• _Required work_: From the first line to the last, write out the material exactly.

• _Exercise data_:
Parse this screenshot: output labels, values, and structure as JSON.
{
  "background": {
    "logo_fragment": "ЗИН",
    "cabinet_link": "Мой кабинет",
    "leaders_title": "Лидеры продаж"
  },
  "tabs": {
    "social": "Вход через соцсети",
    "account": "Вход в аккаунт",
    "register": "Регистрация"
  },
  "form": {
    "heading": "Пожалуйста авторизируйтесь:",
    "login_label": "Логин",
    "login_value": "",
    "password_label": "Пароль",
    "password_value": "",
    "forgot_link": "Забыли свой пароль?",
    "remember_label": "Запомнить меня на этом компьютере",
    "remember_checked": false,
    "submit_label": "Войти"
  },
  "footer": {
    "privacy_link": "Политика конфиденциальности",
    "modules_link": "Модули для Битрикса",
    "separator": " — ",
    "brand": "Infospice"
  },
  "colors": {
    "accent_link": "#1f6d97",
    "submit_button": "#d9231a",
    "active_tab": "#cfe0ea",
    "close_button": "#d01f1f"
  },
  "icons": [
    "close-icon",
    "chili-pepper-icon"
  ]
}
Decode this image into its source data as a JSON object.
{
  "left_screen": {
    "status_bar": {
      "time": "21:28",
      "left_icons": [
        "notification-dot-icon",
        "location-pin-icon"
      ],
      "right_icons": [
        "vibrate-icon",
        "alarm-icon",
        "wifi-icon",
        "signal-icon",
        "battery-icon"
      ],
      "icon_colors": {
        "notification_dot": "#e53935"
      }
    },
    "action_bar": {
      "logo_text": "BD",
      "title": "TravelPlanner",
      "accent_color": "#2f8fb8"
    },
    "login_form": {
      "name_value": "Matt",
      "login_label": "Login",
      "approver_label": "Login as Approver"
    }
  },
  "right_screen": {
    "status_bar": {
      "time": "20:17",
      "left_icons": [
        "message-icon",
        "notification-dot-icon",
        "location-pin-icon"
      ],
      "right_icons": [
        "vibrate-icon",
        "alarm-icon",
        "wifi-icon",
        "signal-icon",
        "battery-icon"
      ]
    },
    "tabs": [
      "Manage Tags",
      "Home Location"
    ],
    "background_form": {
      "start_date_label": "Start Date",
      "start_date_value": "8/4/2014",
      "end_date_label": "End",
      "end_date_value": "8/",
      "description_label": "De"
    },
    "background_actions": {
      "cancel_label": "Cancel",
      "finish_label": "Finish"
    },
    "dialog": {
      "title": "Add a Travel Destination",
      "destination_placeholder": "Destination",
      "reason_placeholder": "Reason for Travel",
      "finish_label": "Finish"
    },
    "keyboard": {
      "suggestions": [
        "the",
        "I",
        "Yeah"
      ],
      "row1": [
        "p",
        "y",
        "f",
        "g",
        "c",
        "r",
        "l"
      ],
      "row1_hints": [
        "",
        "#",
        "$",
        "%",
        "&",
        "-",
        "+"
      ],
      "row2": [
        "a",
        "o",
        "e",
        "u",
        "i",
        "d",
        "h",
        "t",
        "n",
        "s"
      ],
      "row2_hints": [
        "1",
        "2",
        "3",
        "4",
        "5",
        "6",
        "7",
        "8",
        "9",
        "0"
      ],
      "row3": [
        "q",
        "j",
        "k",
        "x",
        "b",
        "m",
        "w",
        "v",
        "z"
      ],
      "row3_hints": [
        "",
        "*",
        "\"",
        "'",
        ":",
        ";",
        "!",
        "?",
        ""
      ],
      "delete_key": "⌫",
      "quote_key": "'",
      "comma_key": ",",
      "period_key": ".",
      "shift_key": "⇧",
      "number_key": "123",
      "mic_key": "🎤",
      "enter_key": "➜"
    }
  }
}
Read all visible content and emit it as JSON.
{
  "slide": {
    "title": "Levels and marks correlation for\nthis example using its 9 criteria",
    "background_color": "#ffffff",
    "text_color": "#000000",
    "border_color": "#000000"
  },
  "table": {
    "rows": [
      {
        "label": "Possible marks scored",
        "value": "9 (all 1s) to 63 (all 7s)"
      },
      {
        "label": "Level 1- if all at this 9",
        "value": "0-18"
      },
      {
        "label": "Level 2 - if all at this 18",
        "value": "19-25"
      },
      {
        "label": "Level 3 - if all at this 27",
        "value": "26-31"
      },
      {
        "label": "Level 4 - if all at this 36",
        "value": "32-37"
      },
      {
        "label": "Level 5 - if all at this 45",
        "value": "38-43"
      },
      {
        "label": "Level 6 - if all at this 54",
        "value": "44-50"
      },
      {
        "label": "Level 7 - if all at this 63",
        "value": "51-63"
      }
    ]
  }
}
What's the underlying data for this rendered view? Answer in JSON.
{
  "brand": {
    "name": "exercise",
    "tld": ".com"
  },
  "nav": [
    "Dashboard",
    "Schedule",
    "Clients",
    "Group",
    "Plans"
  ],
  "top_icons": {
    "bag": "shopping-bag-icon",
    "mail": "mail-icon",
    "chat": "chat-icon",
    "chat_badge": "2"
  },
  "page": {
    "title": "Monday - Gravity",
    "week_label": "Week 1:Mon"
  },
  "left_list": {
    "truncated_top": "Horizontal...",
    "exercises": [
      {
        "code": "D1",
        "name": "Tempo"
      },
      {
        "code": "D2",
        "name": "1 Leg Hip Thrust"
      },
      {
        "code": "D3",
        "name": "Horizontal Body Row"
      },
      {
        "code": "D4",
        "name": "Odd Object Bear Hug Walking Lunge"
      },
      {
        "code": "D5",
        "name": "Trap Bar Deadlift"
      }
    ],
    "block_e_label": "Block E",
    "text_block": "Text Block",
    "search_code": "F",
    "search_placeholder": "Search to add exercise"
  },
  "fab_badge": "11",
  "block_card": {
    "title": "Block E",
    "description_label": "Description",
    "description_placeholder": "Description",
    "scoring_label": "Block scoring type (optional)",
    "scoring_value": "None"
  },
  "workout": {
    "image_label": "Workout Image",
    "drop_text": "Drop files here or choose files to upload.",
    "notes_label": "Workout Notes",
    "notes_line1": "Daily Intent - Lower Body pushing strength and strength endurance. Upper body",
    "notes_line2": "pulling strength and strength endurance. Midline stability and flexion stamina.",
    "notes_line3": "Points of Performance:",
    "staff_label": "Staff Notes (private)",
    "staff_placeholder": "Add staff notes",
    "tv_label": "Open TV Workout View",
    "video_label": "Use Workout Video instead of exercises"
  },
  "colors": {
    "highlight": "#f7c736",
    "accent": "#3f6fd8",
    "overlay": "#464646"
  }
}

• _Your response_:
Parse this screenshot: output labels, values, and structure as JSON.
{
  "background": {
    "logo_fragment": "ЗИН",
    "cabinet_link": "Мой кабинет",
    "leaders_title": "Лидеры продаж"
  },
  "tabs": {
    "social": "Вход через соцсети",
    "account": "Вход в аккаунт",
    "register": "Регистрация"
  },
  "form": {
    "heading": "Пожалуйста авторизируйтесь:",
    "login_label": "Логин",
    "login_value": "",
    "password_label": "Пароль",
    "password_value": "",
    "forgot_link": "Забыли свой пароль?",
    "remember_label": "Запомнить меня на этом компьютере",
    "remember_checked": false,
    "submit_label": "Войти"
  },
  "footer": {
    "privacy_link": "Политика конфиденциальности",
    "modules_link": "Модули для Битрикса",
    "separator": " — ",
    "brand": "Infospice"
  },
  "colors": {
    "accent_link": "#1f6d97",
    "submit_button": "#d9231a",
    "active_tab": "#cfe0ea",
    "close_button": "#d01f1f"
  },
  "icons": [
    "close-icon",
    "chili-pepper-icon"
  ]
}
Decode this image into its source data as a JSON object.
{
  "left_screen": {
    "status_bar": {
      "time": "21:28",
      "left_icons": [
        "notification-dot-icon",
        "location-pin-icon"
      ],
      "right_icons": [
        "vibrate-icon",
        "alarm-icon",
        "wifi-icon",
        "signal-icon",
        "battery-icon"
      ],
      "icon_colors": {
        "notification_dot": "#e53935"
      }
    },
    "action_bar": {
      "logo_text": "BD",
      "title": "TravelPlanner",
      "accent_color": "#2f8fb8"
    },
    "login_form": {
      "name_value": "Matt",
      "login_label": "Login",
      "approver_label": "Login as Approver"
    }
  },
  "right_screen": {
    "status_bar": {
      "time": "20:17",
      "left_icons": [
        "message-icon",
        "notification-dot-icon",
        "location-pin-icon"
      ],
      "right_icons": [
        "vibrate-icon",
        "alarm-icon",
        "wifi-icon",
        "signal-icon",
        "battery-icon"
      ]
    },
    "tabs": [
      "Manage Tags",
      "Home Location"
    ],
    "background_form": {
      "start_date_label": "Start Date",
      "start_date_value": "8/4/2014",
      "end_date_label": "End",
      "end_date_value": "8/",
      "description_label": "De"
    },
    "background_actions": {
      "cancel_label": "Cancel",
      "finish_label": "Finish"
    },
    "dialog": {
      "title": "Add a Travel Destination",
      "destination_placeholder": "Destination",
      "reason_placeholder": "Reason for Travel",
      "finish_label": "Finish"
    },
    "keyboard": {
      "suggestions": [
        "the",
        "I",
        "Yeah"
      ],
      "row1": [
        "p",
        "y",
        "f",
        "g",
        "c",
        "r",
        "l"
      ],
      "row1_hints": [
        "",
        "#",
        "$",
        "%",
        "&",
        "-",
        "+"
      ],
      "row2": [
        "a",
        "o",
        "e",
        "u",
        "i",
        "d",
        "h",
        "t",
        "n",
        "s"
      ],
      "row2_hints": [
        "1",
        "2",
        "3",
        "4",
        "5",
        "6",
        "7",
        "8",
        "9",
        "0"
      ],
      "row3": [
        "q",
        "j",
        "k",
        "x",
        "b",
        "m",
        "w",
        "v",
        "z"
      ],
      "row3_hints": [
        "",
        "*",
        "\"",
        "'",
        ":",
        ";",
        "!",
        "?",
        ""
      ],
      "delete_key": "⌫",
      "quote_key": "'",
      "comma_key": ",",
      "period_key": ".",
      "shift_key": "⇧",
      "number_key": "123",
      "mic_key": "🎤",
      "enter_key": "➜"
    }
  }
}
Read all visible content and emit it as JSON.
{
  "slide": {
    "title": "Levels and marks correlation for\nthis example using its 9 criteria",
    "background_color": "#ffffff",
    "text_color": "#000000",
    "border_color": "#000000"
  },
  "table": {
    "rows": [
      {
        "label": "Possible marks scored",
        "value": "9 (all 1s) to 63 (all 7s)"
      },
      {
        "label": "Level 1- if all at this 9",
        "value": "0-18"
      },
      {
        "label": "Level 2 - if all at this 18",
        "value": "19-25"
      },
      {
        "label": "Level 3 - if all at this 27",
        "value": "26-31"
      },
      {
        "label": "Level 4 - if all at this 36",
        "value": "32-37"
      },
      {
        "label": "Level 5 - if all at this 45",
        "value": "38-43"
      },
      {
        "label": "Level 6 - if all at this 54",
        "value": "44-50"
      },
      {
        "label": "Level 7 - if all at this 63",
        "value": "51-63"
      }
    ]
  }
}
What's the underlying data for this rendered view? Answer in JSON.
{
  "brand": {
    "name": "exercise",
    "tld": ".com"
  },
  "nav": [
    "Dashboard",
    "Schedule",
    "Clients",
    "Group",
    "Plans"
  ],
  "top_icons": {
    "bag": "shopping-bag-icon",
    "mail": "mail-icon",
    "chat": "chat-icon",
    "chat_badge": "2"
  },
  "page": {
    "title": "Monday - Gravity",
    "week_label": "Week 1:Mon"
  },
  "left_list": {
    "truncated_top": "Horizontal...",
    "exercises": [
      {
        "code": "D1",
        "name": "Tempo"
      },
      {
        "code": "D2",
        "name": "1 Leg Hip Thrust"
      },
      {
        "code": "D3",
        "name": "Horizontal Body Row"
      },
      {
        "code": "D4",
        "name": "Odd Object Bear Hug Walking Lunge"
      },
      {
        "code": "D5",
        "name": "Trap Bar Deadlift"
      }
    ],
    "block_e_label": "Block E",
    "text_block": "Text Block",
    "search_code": "F",
    "search_placeholder": "Search to add exercise"
  },
  "fab_badge": "11",
  "block_card": {
    "title": "Block E",
    "description_label": "Description",
    "description_placeholder": "Description",
    "scoring_label": "Block scoring type (optional)",
    "scoring_value": "None"
  },
  "workout": {
    "image_label": "Workout Image",
    "drop_text": "Drop files here or choose files to upload.",
    "notes_label": "Workout Notes",
    "notes_line1": "Daily Intent - Lower Body pushing strength and strength endurance. Upper body",
    "notes_line2": "pulling strength and strength endurance. Midline stability and flexion stamina.",
    "notes_line3": "Points of Performance:",
    "staff_label": "Staff Notes (private)",
    "staff_placeholder": "Add staff notes",
    "tv_label": "Open TV Workout View",
    "video_label": "Use Workout Video instead of exercises"
  },
  "colors": {
    "highlight": "#f7c736",
    "accent": "#3f6fd8",
    "overlay": "#464646"
  }
}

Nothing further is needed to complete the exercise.